Yet again, marketing guru Seth Godin has managed to put into words one of the things that has long pissed me off but defied my ability to explain.
Lock in is what happens once you have a lot of followers on Twitter… it’s not easy to switch. Same with all social networks. And operating systems too–it takes a lot of hassle to walk away from iOS.
Once a company has achieved lock in, one way to grow is to appeal to those that haven’t been absorbed (yet), to change the product to make it appeal to people who need it to be simpler, dumber and less powerful, because (the company and its shareholders understand) the power of the network becomes ever more irresistible as it scales.

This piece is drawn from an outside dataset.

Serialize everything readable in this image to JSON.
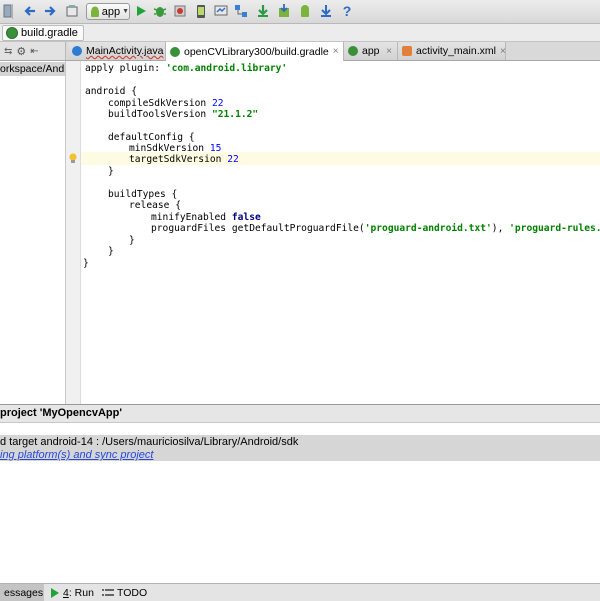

Forget, for a moment, that he uses Twitter as an example. It doesn’t matter. His point is that you create website/product/system A and it works. It gains traction. People like it, use it, enjoy it. The early adopters are the “power users,” the ones who seize upon it because it works for them. The company who created it throws a party because they won’t be on the bread line tomorrow. Hooray!
But then, some suit says, “so how do we scale this to make the 99% of the public who isn’t using it come on board?” History shows that the easiest way to make something appeal to the masses is to make it easier to use and more appealing to the sensibilities of the lowest common denominator.
And so the information density and power of your phone’s operating system goes down, not up. The tools available on various sites become easier to use, but less appealing to those that made the site work in the first place. (This isn’t new, of course. The same thing could be said for the design of chainsaws, edgy retail stores and most sports cars too).
Remember MS DOS? Of course not. It was the operating system used by computers when your mother was cool. It was the way computers worked when people were required to have some minimal degree of understanding about how computers function. It required people to know how to execute programs. There was this thing called a “C prompt,” and it gave life to the internet.
But it was way too hard for most people to use. You had to remember stuff, like program names and syntax, and if you got it wrong, the computer responded by calling you a pathetic loser. It made people cry. So Microsoft came up with pretty pictures called icons, and if you clicked on the pretty picture, it made the computer happen for you. They called it “Windows,” and any idiot could use Windows. And they did.
I resisted Windows for a long time, preferring instead to be true to my old friend, the C prompt. But soon enough, everything was geared toward the pretty pictures, and I realized the war was lost. Resistance was futile. Because I was unprepared to give up access to programs and the internet, and my choices were limited to Microsoft’s pretty pictures or Apple’s pretty pictures, I had no choice but to surrender.
That hasn’t been the case for many other once-beloved (or at least regularly used) websites, products or services.
That leads to a pretty common cycle of power-user dissatisfaction. The people who care the most leave first.
One day, everything is cool, they work great and I’m up to my eyeballs in commitment. The next day, they announce that they’re “new and improved,” whether because they’re now doing something that changes their purpose or utility or “ease of use” in order to cater to the needs of their unserved community. In other words, they’ve dumbed it down so all the nice folks who were too stupid to use it before can now hop aboard. This is when I bail.
The question today is: has lock in (due to social network power) become so powerful that power users can’t leave, even if they’re tired of being treated like people who marketers seem to believe want something too-simple* and dumb? Without a doubt, networks yearn to be bigger and more inclusive. The challenge is to do that without losing what made them work.
*too-simple is not the same as simple. Simple is good, because it enables power. Too-simple prevents it.
I can’t begin to name the number of websites, businesses, services that I’ve used on computers and the internet since about 1992 that were once the kings of their niches, necessities I couldn’t live without, that committed suicide by improving themselves into pointlessness.
For someone who wasn’t born a digital native, and had to learn the keystrokes along the way, this irritates me to no end. I learned to love them, to need them, to rely on them, and they abandoned me. The adage, if it ain’t broke, don’t fix it, rules.
But then, they didn’t fix it because it was broke. They fixed it because they wanted to pander to the lowest common denominator. They already got the first wave eyeballs, and were now trying to lure in the rest. To do so, they lost what made them work in the first place.
There are two ways to scale to the simple: the first is to dumb down the original to make it available to those too incapable of using a product in its original form. The second is to raise the awareness and competency of the lowest common denominator. In other words, it the dopes want to be like the cool kids on Twitter, let them figure out how to use it. The first can be controlled by the business seeking new eyeballs. The second requires the dopes of the world to put in effort.
Godin is unhelpful, however, about one thing. Where is the line between simple and too simple? The only way you find out is to cross it, and once that happens, you’re dead.